• **The task**
Records follow. Pull out every line that contains "canvasH".

• **The input**

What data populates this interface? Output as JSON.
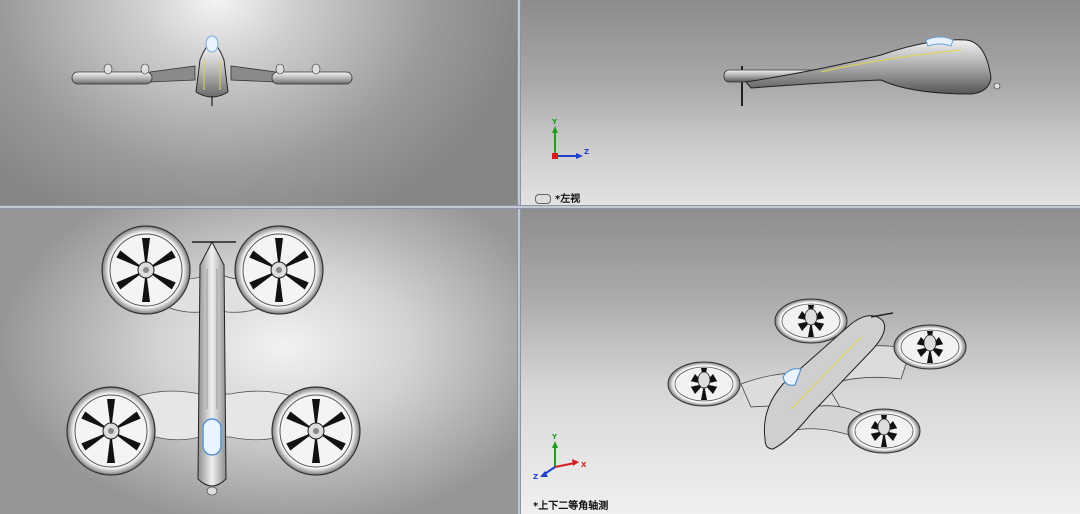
{
  "viewports": {
    "front": {
      "label": ""
    },
    "left": {
      "label": "*左视"
    },
    "top": {
      "label": ""
    },
    "iso": {
      "label": "*上下二等角轴测"
    }
  },
  "triad_axes": {
    "y": "Y",
    "z": "Z",
    "x": "X"
  },
  "colors": {
    "axis_x": "#d22020",
    "axis_y": "#1ea01e",
    "axis_z": "#2040d0",
    "divider": "#c4c8d2"
  }
}
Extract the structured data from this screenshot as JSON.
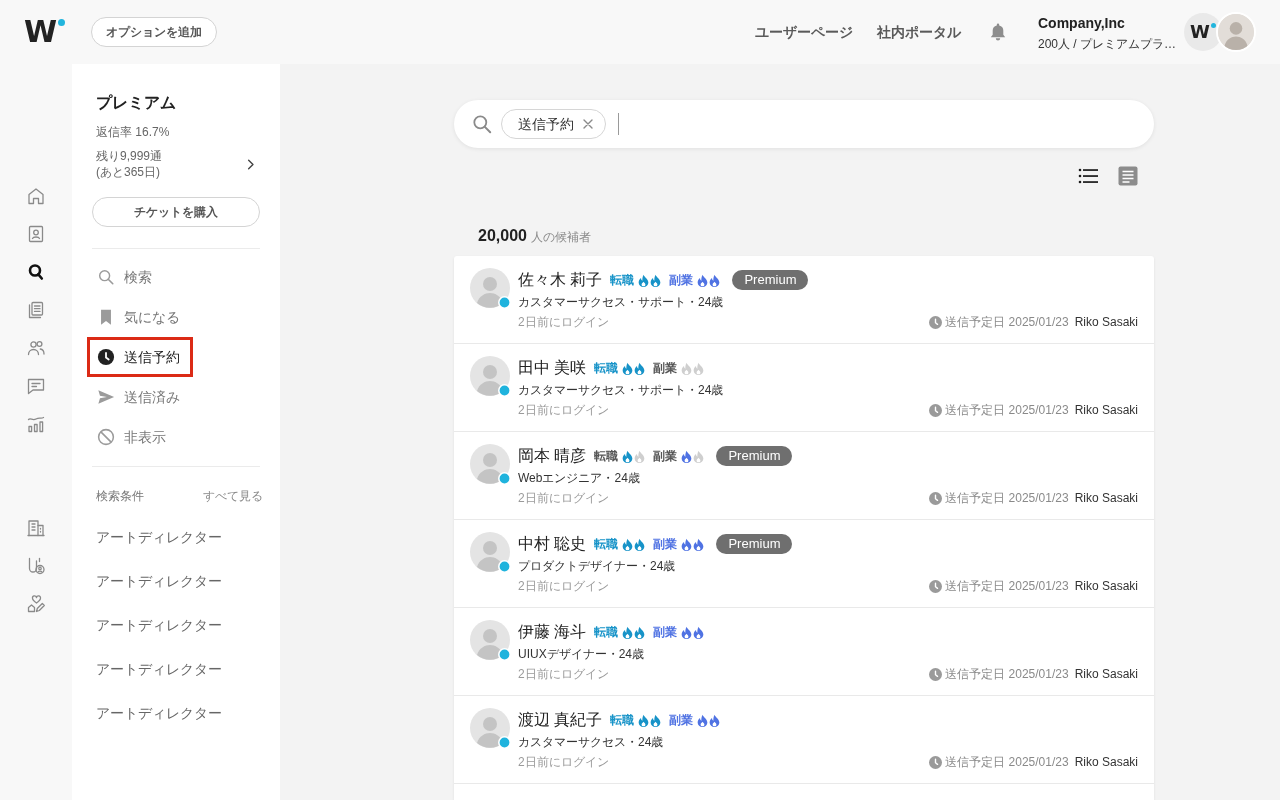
{
  "header": {
    "logo": "W",
    "option_button": "オプションを追加",
    "links": [
      {
        "label": "ユーザーページ"
      },
      {
        "label": "社内ポータル"
      }
    ],
    "account": {
      "company": "Company,Inc",
      "plan": "200人 / プレミアムプラ…",
      "logo": "W"
    }
  },
  "rail": {
    "top": [
      {
        "selected": false
      },
      {
        "selected": false
      },
      {
        "selected": true
      },
      {
        "selected": false
      },
      {
        "selected": false
      },
      {
        "selected": false
      },
      {
        "selected": false
      }
    ],
    "bottom": [
      {
        "selected": false
      },
      {
        "selected": false
      },
      {
        "selected": false
      }
    ]
  },
  "sidebar": {
    "plan": {
      "title": "プレミアム",
      "reply_rate": "返信率 16.7%",
      "remaining": "残り9,999通",
      "days_left": "(あと365日)",
      "button": "チケットを購入"
    },
    "nav_items": [
      {
        "label": "検索",
        "selected": false
      },
      {
        "label": "気になる",
        "selected": false
      },
      {
        "label": "送信予約",
        "selected": true
      },
      {
        "label": "送信済み",
        "selected": false
      },
      {
        "label": "非表示",
        "selected": false
      }
    ],
    "saved_searches": {
      "heading": "検索条件",
      "see_all": "すべて見る",
      "items": [
        "アートディレクター",
        "アートディレクター",
        "アートディレクター",
        "アートディレクター",
        "アートディレクター"
      ]
    }
  },
  "main": {
    "search": {
      "chips": [
        {
          "label": "送信予約"
        }
      ]
    },
    "view_modes": [
      {
        "selected": true
      },
      {
        "selected": false
      }
    ],
    "count": {
      "value": "20,000",
      "label": "人の候補者"
    },
    "candidates": [
      {
        "name": "佐々木 莉子",
        "online": true,
        "interests": [
          {
            "kind": "job_change",
            "label": "転職",
            "flames": [
              {
                "on": true
              },
              {
                "on": true
              }
            ]
          },
          {
            "kind": "side_job",
            "label": "副業",
            "flames": [
              {
                "on": true
              },
              {
                "on": true
              }
            ]
          }
        ],
        "badge": "Premium",
        "role": "カスタマーサクセス・サポート・24歳",
        "last_login": "2日前にログイン",
        "scheduled": "送信予定日 2025/01/23",
        "sender": "Riko Sasaki"
      },
      {
        "name": "田中 美咲",
        "online": true,
        "interests": [
          {
            "kind": "job_change",
            "label": "転職",
            "flames": [
              {
                "on": true
              },
              {
                "on": true
              }
            ]
          },
          {
            "kind": "side_job",
            "label": "副業",
            "flames": [
              {
                "on": false
              },
              {
                "on": false
              }
            ]
          }
        ],
        "role": "カスタマーサクセス・サポート・24歳",
        "last_login": "2日前にログイン",
        "scheduled": "送信予定日 2025/01/23",
        "sender": "Riko Sasaki"
      },
      {
        "name": "岡本 晴彦",
        "online": true,
        "interests": [
          {
            "kind": "job_change",
            "label": "転職",
            "flames": [
              {
                "on": true
              },
              {
                "on": false
              }
            ]
          },
          {
            "kind": "side_job",
            "label": "副業",
            "flames": [
              {
                "on": true
              },
              {
                "on": false
              }
            ]
          }
        ],
        "badge": "Premium",
        "role": "Webエンジニア・24歳",
        "last_login": "2日前にログイン",
        "scheduled": "送信予定日 2025/01/23",
        "sender": "Riko Sasaki"
      },
      {
        "name": "中村 聡史",
        "online": true,
        "interests": [
          {
            "kind": "job_change",
            "label": "転職",
            "flames": [
              {
                "on": true
              },
              {
                "on": true
              }
            ]
          },
          {
            "kind": "side_job",
            "label": "副業",
            "flames": [
              {
                "on": true
              },
              {
                "on": true
              }
            ]
          }
        ],
        "badge": "Premium",
        "role": "プロダクトデザイナー・24歳",
        "last_login": "2日前にログイン",
        "scheduled": "送信予定日 2025/01/23",
        "sender": "Riko Sasaki"
      },
      {
        "name": "伊藤 海斗",
        "online": true,
        "interests": [
          {
            "kind": "job_change",
            "label": "転職",
            "flames": [
              {
                "on": true
              },
              {
                "on": true
              }
            ]
          },
          {
            "kind": "side_job",
            "label": "副業",
            "flames": [
              {
                "on": true
              },
              {
                "on": true
              }
            ]
          }
        ],
        "role": "UIUXデザイナー・24歳",
        "last_login": "2日前にログイン",
        "scheduled": "送信予定日 2025/01/23",
        "sender": "Riko Sasaki"
      },
      {
        "name": "渡辺 真紀子",
        "online": true,
        "interests": [
          {
            "kind": "job_change",
            "label": "転職",
            "flames": [
              {
                "on": true
              },
              {
                "on": true
              }
            ]
          },
          {
            "kind": "side_job",
            "label": "副業",
            "flames": [
              {
                "on": true
              },
              {
                "on": true
              }
            ]
          }
        ],
        "role": "カスタマーサクセス・24歳",
        "last_login": "2日前にログイン",
        "scheduled": "送信予定日 2025/01/23",
        "sender": "Riko Sasaki"
      }
    ]
  }
}
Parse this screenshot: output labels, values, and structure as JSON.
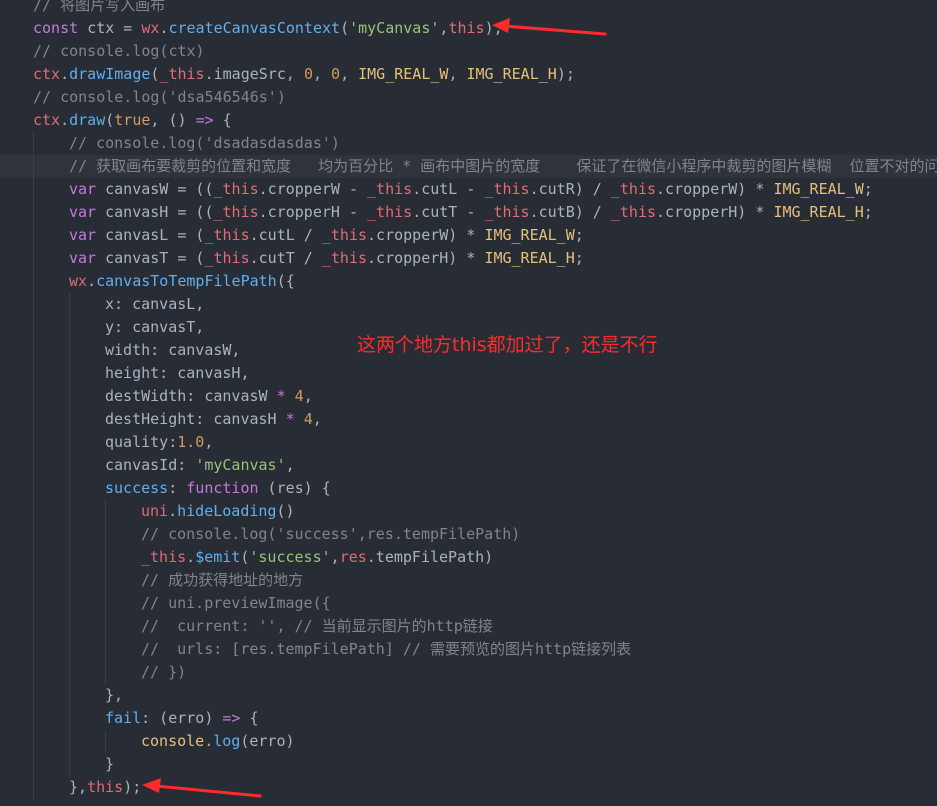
{
  "colors": {
    "background": "#282c34",
    "text": "#abb2bf",
    "keyword": "#c678dd",
    "function": "#61afef",
    "object": "#e06c75",
    "string": "#98c379",
    "number": "#d19a66",
    "constant": "#e5c07b",
    "comment": "#7f848e",
    "annotation": "#ff2a2a"
  },
  "annotation": {
    "text": "这两个地方this都加过了，还是不行"
  },
  "lines": [
    {
      "indent": 0,
      "tokens": [
        {
          "t": "// 将图片写入画布",
          "c": "comment"
        }
      ]
    },
    {
      "indent": 0,
      "tokens": [
        {
          "t": "const ",
          "c": "keyword"
        },
        {
          "t": "ctx = ",
          "c": "text"
        },
        {
          "t": "wx",
          "c": "object"
        },
        {
          "t": ".",
          "c": "text"
        },
        {
          "t": "createCanvasContext",
          "c": "function"
        },
        {
          "t": "(",
          "c": "text"
        },
        {
          "t": "'myCanvas'",
          "c": "string"
        },
        {
          "t": ",",
          "c": "text"
        },
        {
          "t": "this",
          "c": "object"
        },
        {
          "t": ");",
          "c": "text"
        }
      ]
    },
    {
      "indent": 0,
      "tokens": [
        {
          "t": "// console.log(ctx)",
          "c": "comment"
        }
      ]
    },
    {
      "indent": 0,
      "tokens": [
        {
          "t": "ctx",
          "c": "object"
        },
        {
          "t": ".",
          "c": "text"
        },
        {
          "t": "drawImage",
          "c": "function"
        },
        {
          "t": "(",
          "c": "text"
        },
        {
          "t": "_this",
          "c": "object"
        },
        {
          "t": ".imageSrc, ",
          "c": "text"
        },
        {
          "t": "0",
          "c": "number"
        },
        {
          "t": ", ",
          "c": "text"
        },
        {
          "t": "0",
          "c": "number"
        },
        {
          "t": ", ",
          "c": "text"
        },
        {
          "t": "IMG_REAL_W",
          "c": "constant"
        },
        {
          "t": ", ",
          "c": "text"
        },
        {
          "t": "IMG_REAL_H",
          "c": "constant"
        },
        {
          "t": ");",
          "c": "text"
        }
      ]
    },
    {
      "indent": 0,
      "tokens": [
        {
          "t": "// console.log('dsa546546s')",
          "c": "comment"
        }
      ]
    },
    {
      "indent": 0,
      "tokens": [
        {
          "t": "ctx",
          "c": "object"
        },
        {
          "t": ".",
          "c": "text"
        },
        {
          "t": "draw",
          "c": "function"
        },
        {
          "t": "(",
          "c": "text"
        },
        {
          "t": "true",
          "c": "number"
        },
        {
          "t": ", () ",
          "c": "text"
        },
        {
          "t": "=>",
          "c": "keyword"
        },
        {
          "t": " {",
          "c": "text"
        }
      ]
    },
    {
      "indent": 1,
      "tokens": [
        {
          "t": "// console.log('dsadasdasdas')",
          "c": "comment"
        }
      ]
    },
    {
      "indent": 1,
      "highlight": true,
      "tokens": [
        {
          "t": "// 获取画布要裁剪的位置和宽度   均为百分比 * 画布中图片的宽度    保证了在微信小程序中裁剪的图片模糊  位置不对的问题",
          "c": "comment"
        }
      ]
    },
    {
      "indent": 1,
      "tokens": [
        {
          "t": "var ",
          "c": "keyword"
        },
        {
          "t": "canvasW = ((",
          "c": "text"
        },
        {
          "t": "_this",
          "c": "object"
        },
        {
          "t": ".cropperW - ",
          "c": "text"
        },
        {
          "t": "_this",
          "c": "object"
        },
        {
          "t": ".cutL - ",
          "c": "text"
        },
        {
          "t": "_this",
          "c": "object"
        },
        {
          "t": ".cutR) / ",
          "c": "text"
        },
        {
          "t": "_this",
          "c": "object"
        },
        {
          "t": ".cropperW) * ",
          "c": "text"
        },
        {
          "t": "IMG_REAL_W",
          "c": "constant"
        },
        {
          "t": ";",
          "c": "text"
        }
      ]
    },
    {
      "indent": 1,
      "tokens": [
        {
          "t": "var ",
          "c": "keyword"
        },
        {
          "t": "canvasH = ((",
          "c": "text"
        },
        {
          "t": "_this",
          "c": "object"
        },
        {
          "t": ".cropperH - ",
          "c": "text"
        },
        {
          "t": "_this",
          "c": "object"
        },
        {
          "t": ".cutT - ",
          "c": "text"
        },
        {
          "t": "_this",
          "c": "object"
        },
        {
          "t": ".cutB) / ",
          "c": "text"
        },
        {
          "t": "_this",
          "c": "object"
        },
        {
          "t": ".cropperH) * ",
          "c": "text"
        },
        {
          "t": "IMG_REAL_H",
          "c": "constant"
        },
        {
          "t": ";",
          "c": "text"
        }
      ]
    },
    {
      "indent": 1,
      "tokens": [
        {
          "t": "var ",
          "c": "keyword"
        },
        {
          "t": "canvasL = (",
          "c": "text"
        },
        {
          "t": "_this",
          "c": "object"
        },
        {
          "t": ".cutL / ",
          "c": "text"
        },
        {
          "t": "_this",
          "c": "object"
        },
        {
          "t": ".cropperW) * ",
          "c": "text"
        },
        {
          "t": "IMG_REAL_W",
          "c": "constant"
        },
        {
          "t": ";",
          "c": "text"
        }
      ]
    },
    {
      "indent": 1,
      "tokens": [
        {
          "t": "var ",
          "c": "keyword"
        },
        {
          "t": "canvasT = (",
          "c": "text"
        },
        {
          "t": "_this",
          "c": "object"
        },
        {
          "t": ".cutT / ",
          "c": "text"
        },
        {
          "t": "_this",
          "c": "object"
        },
        {
          "t": ".cropperH) * ",
          "c": "text"
        },
        {
          "t": "IMG_REAL_H",
          "c": "constant"
        },
        {
          "t": ";",
          "c": "text"
        }
      ]
    },
    {
      "indent": 1,
      "tokens": [
        {
          "t": "wx",
          "c": "object"
        },
        {
          "t": ".",
          "c": "text"
        },
        {
          "t": "canvasToTempFilePath",
          "c": "function"
        },
        {
          "t": "({",
          "c": "text"
        }
      ]
    },
    {
      "indent": 2,
      "tokens": [
        {
          "t": "x: canvasL,",
          "c": "text"
        }
      ]
    },
    {
      "indent": 2,
      "tokens": [
        {
          "t": "y: canvasT,",
          "c": "text"
        }
      ]
    },
    {
      "indent": 2,
      "tokens": [
        {
          "t": "width: canvasW,",
          "c": "text"
        }
      ]
    },
    {
      "indent": 2,
      "tokens": [
        {
          "t": "height: canvasH,",
          "c": "text"
        }
      ]
    },
    {
      "indent": 2,
      "tokens": [
        {
          "t": "destWidth: canvasW ",
          "c": "text"
        },
        {
          "t": "*",
          "c": "keyword"
        },
        {
          "t": " ",
          "c": "text"
        },
        {
          "t": "4",
          "c": "number"
        },
        {
          "t": ",",
          "c": "text"
        }
      ]
    },
    {
      "indent": 2,
      "tokens": [
        {
          "t": "destHeight: canvasH ",
          "c": "text"
        },
        {
          "t": "*",
          "c": "keyword"
        },
        {
          "t": " ",
          "c": "text"
        },
        {
          "t": "4",
          "c": "number"
        },
        {
          "t": ",",
          "c": "text"
        }
      ]
    },
    {
      "indent": 2,
      "tokens": [
        {
          "t": "quality:",
          "c": "text"
        },
        {
          "t": "1.0",
          "c": "number"
        },
        {
          "t": ",",
          "c": "text"
        }
      ]
    },
    {
      "indent": 2,
      "tokens": [
        {
          "t": "canvasId: ",
          "c": "text"
        },
        {
          "t": "'myCanvas'",
          "c": "string"
        },
        {
          "t": ",",
          "c": "text"
        }
      ]
    },
    {
      "indent": 2,
      "tokens": [
        {
          "t": "success",
          "c": "function"
        },
        {
          "t": ": ",
          "c": "text"
        },
        {
          "t": "function",
          "c": "keyword"
        },
        {
          "t": " (res) {",
          "c": "text"
        }
      ]
    },
    {
      "indent": 3,
      "tokens": [
        {
          "t": "uni",
          "c": "object"
        },
        {
          "t": ".",
          "c": "text"
        },
        {
          "t": "hideLoading",
          "c": "function"
        },
        {
          "t": "()",
          "c": "text"
        }
      ]
    },
    {
      "indent": 3,
      "tokens": [
        {
          "t": "// console.log('success',res.tempFilePath)",
          "c": "comment"
        }
      ]
    },
    {
      "indent": 3,
      "tokens": [
        {
          "t": "_this",
          "c": "object"
        },
        {
          "t": ".",
          "c": "text"
        },
        {
          "t": "$emit",
          "c": "function"
        },
        {
          "t": "(",
          "c": "text"
        },
        {
          "t": "'success'",
          "c": "string"
        },
        {
          "t": ",",
          "c": "text"
        },
        {
          "t": "res",
          "c": "object"
        },
        {
          "t": ".tempFilePath)",
          "c": "text"
        }
      ]
    },
    {
      "indent": 3,
      "tokens": [
        {
          "t": "// 成功获得地址的地方",
          "c": "comment"
        }
      ]
    },
    {
      "indent": 3,
      "tokens": [
        {
          "t": "// uni.previewImage({",
          "c": "comment"
        }
      ]
    },
    {
      "indent": 3,
      "tokens": [
        {
          "t": "//  current: '', // 当前显示图片的http链接",
          "c": "comment"
        }
      ]
    },
    {
      "indent": 3,
      "tokens": [
        {
          "t": "//  urls: [res.tempFilePath] // 需要预览的图片http链接列表",
          "c": "comment"
        }
      ]
    },
    {
      "indent": 3,
      "tokens": [
        {
          "t": "// })",
          "c": "comment"
        }
      ]
    },
    {
      "indent": 2,
      "tokens": [
        {
          "t": "},",
          "c": "text"
        }
      ]
    },
    {
      "indent": 2,
      "tokens": [
        {
          "t": "fail",
          "c": "function"
        },
        {
          "t": ": (erro) ",
          "c": "text"
        },
        {
          "t": "=>",
          "c": "keyword"
        },
        {
          "t": " {",
          "c": "text"
        }
      ]
    },
    {
      "indent": 3,
      "tokens": [
        {
          "t": "console",
          "c": "constant"
        },
        {
          "t": ".",
          "c": "text"
        },
        {
          "t": "log",
          "c": "function"
        },
        {
          "t": "(erro)",
          "c": "text"
        }
      ]
    },
    {
      "indent": 2,
      "tokens": [
        {
          "t": "}",
          "c": "text"
        }
      ]
    },
    {
      "indent": 1,
      "tokens": [
        {
          "t": "},",
          "c": "text"
        },
        {
          "t": "this",
          "c": "object"
        },
        {
          "t": ");",
          "c": "text"
        }
      ]
    }
  ]
}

• **Solution to this task**
          "t": "canvasH = ((",
          "t": "height: canvasH,",
          "t": "destHeight: canvasH ",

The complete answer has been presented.